▶ **Task item**
Where a line below contains "this", count it. Reply with the total only.

▶ **Collection entries**
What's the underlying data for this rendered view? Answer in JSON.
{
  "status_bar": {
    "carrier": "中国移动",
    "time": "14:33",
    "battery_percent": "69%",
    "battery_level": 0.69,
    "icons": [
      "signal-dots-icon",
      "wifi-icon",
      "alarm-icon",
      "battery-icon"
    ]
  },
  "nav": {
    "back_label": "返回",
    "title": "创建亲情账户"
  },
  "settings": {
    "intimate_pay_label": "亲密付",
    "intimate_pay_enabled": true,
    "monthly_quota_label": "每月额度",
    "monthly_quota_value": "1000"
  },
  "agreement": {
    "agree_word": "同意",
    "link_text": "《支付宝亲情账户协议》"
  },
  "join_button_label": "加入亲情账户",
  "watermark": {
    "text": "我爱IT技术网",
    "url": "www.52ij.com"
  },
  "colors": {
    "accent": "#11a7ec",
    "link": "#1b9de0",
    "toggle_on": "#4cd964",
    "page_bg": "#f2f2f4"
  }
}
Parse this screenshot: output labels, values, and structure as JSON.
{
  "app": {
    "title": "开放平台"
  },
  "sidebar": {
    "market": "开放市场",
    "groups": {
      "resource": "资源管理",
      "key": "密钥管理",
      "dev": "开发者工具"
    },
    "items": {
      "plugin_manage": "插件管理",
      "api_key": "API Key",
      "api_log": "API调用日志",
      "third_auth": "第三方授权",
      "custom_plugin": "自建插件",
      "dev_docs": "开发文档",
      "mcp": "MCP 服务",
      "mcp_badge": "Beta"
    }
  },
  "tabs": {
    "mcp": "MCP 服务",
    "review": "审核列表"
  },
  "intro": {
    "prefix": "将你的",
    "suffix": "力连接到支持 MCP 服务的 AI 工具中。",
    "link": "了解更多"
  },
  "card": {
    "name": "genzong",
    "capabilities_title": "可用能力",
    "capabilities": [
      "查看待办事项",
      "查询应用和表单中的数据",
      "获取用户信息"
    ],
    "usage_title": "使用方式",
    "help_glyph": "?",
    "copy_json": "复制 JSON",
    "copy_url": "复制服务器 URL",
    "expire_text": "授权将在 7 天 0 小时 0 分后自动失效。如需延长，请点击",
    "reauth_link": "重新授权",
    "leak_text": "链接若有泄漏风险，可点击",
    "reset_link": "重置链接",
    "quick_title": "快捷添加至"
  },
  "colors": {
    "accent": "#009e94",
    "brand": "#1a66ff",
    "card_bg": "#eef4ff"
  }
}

▶ **Task response**
2